Next to breathing and walking, squatting represents a very useful movement for humans of all ages, life stages, and athletic pursuits.
- Babies learn to squat to transition between sitting, crawling, and standing.
- You have to squat on and off your chair or your couch.
- Some argue running is a series of single-leg squats from one landing to the next.
- And really, it’s the best position when you have to… you know… go. Just ask our friends over at squatty potty.
So…what is a squat?
So what is a squat anyway? A squat is a sitting and standing motion. The hips, knees, and ankles flex simultaneously on the way down and extend as you stand. Squatting doesn’t isolate any muscle per se. If done correctly, it engages virtually every muscle from the neck down, primarily your powerful glutes, hamstrings, and quads but also the supporting musculature to stabilize the spine, hips, shoulders, and feet.
Squatting is also an expression of really good mobility, requiring full dorsiflexion in the ankle, flexion at the knee, and both flexion and external rotation at the hip.
RELATED: You’re Probably Squatting Wrong
Squatting benefits: Injury prevention
Physical therapists and trainers use squatting as a quick and effective screening tool to assess your joint range of motion and hip, knee, and ankle health. Triathletes who lack this range of motion here are more likely to perform with altered mechanics, creating a higher risk for injuries.
Prolonged periods of sitting in the modern age combined with an obsessive focus on singular sport specialization contribute to tight, unbalanced hips and a whole host of potential injuries including Achilles tendonitis, plantar fasciitis, runners knee, ACL and MCL tears, IT Band issues, hamstring strains, hip impingement, labral tears, bursitis, low back pain, and even stress fractures.
Squatting prevents a lot of these injuries by teaching you how to stabilize your hips to prevent foot, ankle, and knee collapse.
Squatting benefit: Prime your body for training
Dynamic warm-ups should include multi-joint exercises that raise body temperature, increase blood flow, activate key muscles, and prime important motor patterns for better form. The squat, and other squat-like movements, are king in this respect because they engage your core, activate your feet and ankles, and switch on your glutes. Specifically, they teach you to drive your hips forward into extension for more powerful strides and greater pelvic alignment and hip stability.
Squatting benefits: Super strength
Squatting and squat-like movements are considered king exercises for improving force production and power output in the human body to increase sports performance.

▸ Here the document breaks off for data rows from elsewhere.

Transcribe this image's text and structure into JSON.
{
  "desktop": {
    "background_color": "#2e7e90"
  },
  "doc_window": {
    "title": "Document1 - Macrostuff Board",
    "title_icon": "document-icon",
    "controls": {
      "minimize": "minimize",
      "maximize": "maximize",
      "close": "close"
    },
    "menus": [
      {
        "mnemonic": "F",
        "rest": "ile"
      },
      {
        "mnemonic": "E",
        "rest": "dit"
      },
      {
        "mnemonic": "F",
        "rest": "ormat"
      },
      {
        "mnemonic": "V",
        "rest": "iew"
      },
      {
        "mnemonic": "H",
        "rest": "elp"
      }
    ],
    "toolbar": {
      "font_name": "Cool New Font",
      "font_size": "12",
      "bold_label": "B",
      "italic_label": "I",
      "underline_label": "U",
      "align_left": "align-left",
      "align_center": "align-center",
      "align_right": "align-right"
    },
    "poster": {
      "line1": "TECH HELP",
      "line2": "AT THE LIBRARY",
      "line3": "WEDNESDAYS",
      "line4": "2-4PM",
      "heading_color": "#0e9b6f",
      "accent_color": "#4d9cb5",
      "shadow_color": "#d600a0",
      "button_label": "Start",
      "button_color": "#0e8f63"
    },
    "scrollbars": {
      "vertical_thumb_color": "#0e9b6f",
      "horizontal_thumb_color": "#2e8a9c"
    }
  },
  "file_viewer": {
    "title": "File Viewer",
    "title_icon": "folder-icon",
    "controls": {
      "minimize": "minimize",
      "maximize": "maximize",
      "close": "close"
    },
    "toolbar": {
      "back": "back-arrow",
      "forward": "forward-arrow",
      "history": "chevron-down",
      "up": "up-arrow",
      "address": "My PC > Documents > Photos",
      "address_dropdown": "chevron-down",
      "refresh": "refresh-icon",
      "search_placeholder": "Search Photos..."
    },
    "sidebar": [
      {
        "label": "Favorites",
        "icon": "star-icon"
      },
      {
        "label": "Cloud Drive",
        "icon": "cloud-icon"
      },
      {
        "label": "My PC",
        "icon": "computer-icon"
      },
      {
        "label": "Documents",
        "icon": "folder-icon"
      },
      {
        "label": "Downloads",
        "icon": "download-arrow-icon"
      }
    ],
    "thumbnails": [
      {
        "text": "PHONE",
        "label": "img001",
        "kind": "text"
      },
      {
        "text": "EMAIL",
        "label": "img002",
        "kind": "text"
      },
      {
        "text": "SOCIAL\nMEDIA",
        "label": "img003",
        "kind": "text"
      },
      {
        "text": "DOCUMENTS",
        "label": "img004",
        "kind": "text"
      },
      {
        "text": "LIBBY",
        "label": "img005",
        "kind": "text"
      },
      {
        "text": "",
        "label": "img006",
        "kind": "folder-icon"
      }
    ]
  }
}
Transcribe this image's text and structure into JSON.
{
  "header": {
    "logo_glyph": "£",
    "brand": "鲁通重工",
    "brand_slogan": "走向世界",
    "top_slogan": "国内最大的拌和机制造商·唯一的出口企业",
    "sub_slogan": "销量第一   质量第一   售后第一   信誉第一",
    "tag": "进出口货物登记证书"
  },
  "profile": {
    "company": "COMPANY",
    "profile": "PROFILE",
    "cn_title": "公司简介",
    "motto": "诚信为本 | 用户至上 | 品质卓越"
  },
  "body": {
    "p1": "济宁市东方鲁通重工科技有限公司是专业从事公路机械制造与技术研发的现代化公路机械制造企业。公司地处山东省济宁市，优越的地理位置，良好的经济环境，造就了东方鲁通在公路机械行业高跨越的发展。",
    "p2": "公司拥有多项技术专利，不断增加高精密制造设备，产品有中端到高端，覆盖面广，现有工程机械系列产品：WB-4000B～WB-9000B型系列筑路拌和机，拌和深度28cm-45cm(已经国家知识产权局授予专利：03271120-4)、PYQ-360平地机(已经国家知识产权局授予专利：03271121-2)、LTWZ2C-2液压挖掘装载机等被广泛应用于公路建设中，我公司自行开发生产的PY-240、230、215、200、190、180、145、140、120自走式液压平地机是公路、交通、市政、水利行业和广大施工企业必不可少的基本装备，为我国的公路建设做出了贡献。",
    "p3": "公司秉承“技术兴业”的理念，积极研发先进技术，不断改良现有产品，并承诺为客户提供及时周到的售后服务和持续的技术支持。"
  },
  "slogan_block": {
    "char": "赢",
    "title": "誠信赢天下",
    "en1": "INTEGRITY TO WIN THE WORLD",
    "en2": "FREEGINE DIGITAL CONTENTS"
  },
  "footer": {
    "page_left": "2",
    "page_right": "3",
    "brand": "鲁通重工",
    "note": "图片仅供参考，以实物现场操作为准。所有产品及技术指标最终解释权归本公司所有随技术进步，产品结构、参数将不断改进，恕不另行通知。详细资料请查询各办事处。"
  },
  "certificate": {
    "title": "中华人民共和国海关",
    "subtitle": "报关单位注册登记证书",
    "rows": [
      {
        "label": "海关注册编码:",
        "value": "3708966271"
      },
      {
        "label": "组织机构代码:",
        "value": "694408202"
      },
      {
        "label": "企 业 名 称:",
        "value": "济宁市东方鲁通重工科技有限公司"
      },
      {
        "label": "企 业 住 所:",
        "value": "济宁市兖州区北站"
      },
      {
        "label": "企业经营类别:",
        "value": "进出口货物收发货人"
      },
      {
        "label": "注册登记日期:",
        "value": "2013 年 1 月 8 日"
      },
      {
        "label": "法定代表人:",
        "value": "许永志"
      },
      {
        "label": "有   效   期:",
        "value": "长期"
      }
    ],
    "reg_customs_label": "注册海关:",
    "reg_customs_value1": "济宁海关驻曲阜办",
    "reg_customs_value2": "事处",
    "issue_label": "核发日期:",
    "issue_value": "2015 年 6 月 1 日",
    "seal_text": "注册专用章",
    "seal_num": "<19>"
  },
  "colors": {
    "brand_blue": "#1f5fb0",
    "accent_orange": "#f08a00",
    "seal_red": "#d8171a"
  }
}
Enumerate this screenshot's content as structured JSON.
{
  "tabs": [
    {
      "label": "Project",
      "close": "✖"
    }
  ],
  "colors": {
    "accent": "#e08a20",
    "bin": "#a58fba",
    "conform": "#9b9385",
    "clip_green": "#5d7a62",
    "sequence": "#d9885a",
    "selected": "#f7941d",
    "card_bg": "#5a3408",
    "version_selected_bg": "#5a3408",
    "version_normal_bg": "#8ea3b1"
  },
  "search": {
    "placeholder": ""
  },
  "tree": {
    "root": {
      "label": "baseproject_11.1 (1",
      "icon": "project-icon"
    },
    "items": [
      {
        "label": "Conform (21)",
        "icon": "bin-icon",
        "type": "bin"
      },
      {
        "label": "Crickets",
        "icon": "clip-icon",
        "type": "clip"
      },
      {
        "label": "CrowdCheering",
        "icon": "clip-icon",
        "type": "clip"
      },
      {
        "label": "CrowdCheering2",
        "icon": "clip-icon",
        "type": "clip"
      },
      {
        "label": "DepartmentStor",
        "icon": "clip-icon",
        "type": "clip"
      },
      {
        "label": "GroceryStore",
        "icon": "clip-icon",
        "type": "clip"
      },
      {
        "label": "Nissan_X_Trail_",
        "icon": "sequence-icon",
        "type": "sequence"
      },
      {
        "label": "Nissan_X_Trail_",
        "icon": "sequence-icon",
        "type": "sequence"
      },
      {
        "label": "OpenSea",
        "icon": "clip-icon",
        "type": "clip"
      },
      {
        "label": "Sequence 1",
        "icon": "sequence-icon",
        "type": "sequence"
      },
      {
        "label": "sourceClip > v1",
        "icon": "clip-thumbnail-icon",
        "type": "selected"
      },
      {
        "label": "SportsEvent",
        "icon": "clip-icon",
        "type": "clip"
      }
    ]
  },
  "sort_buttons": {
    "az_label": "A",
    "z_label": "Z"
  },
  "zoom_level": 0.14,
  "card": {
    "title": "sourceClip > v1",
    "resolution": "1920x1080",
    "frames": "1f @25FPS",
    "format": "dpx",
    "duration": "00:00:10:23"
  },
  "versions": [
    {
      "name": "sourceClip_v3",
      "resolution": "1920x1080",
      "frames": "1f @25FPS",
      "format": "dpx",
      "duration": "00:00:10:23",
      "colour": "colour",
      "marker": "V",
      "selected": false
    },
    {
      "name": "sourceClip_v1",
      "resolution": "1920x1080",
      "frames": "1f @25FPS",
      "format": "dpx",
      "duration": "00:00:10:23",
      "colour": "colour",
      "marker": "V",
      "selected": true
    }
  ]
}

And you can do a lot of variations. You can back squat, front squat, and do front squat thrusters. Or you can do goblet squats, front rack squats, or even overhead squats with a kettlebell. You can do a bootstrapper squat (pictured above) to improve mobility. You can even add some variety to this movement with a lunge. You can get powerful with squat jumps. Or you can get fancy and powerful with a knee jump to squat. Or you could go super technical to build ultimate single-leg strength and stability with the rolling pistol and regular pistol squat.
RELATED: Strength Training for Triathletes
Squatting benefits: Mobility and recovery
Every run or workout should end with a little mobility to restore joint range of motion and facilitate a smoother recovery. Doing a squat hold for 2-3 minutes post-training session can be done by anyone, anywhere. You don’t need to get your hands dirty and you can even upload your workout and post your epic photos in the process.
Bonus tip: Grab a broomstick or PVC pipe and work on your overhead squat. This adds additional range of motion in your shoulders and thoracic spine in addition to requiring even more range in your hips, knees, and ankles to be more upright. And everyone has a broom!
So Yes, Triathletes Should Squat Every Day!
Just by moving through your day, you are squatting to some degree. Bringing some additional thought and intention to your daily squat practice will go a long way to improving your range of motion, eliminating pain and injury, and helping you to run with better, stronger form.
If you want a more in-depth look at proper squatting mechanics, check out this video on The Run Experience YouTube channel. We also include several squat variations in the workouts on our app. Regardless, work on your squat form, add it to your daily routine, and reap the benefits.
RELATED: How to Perform a Proper Squat
San Francisco-based Nate Helming co-founded The Run Experience with the goal of reaching a broader audience of runners and outdoor enthusiasts who want to be able to run and enjoy the outdoors and avoid injury. He has helped athletes finish their first races, conquer new distances, overcome pre-existing injuries, set new PRs, reach the podium, and qualify for national and world level events.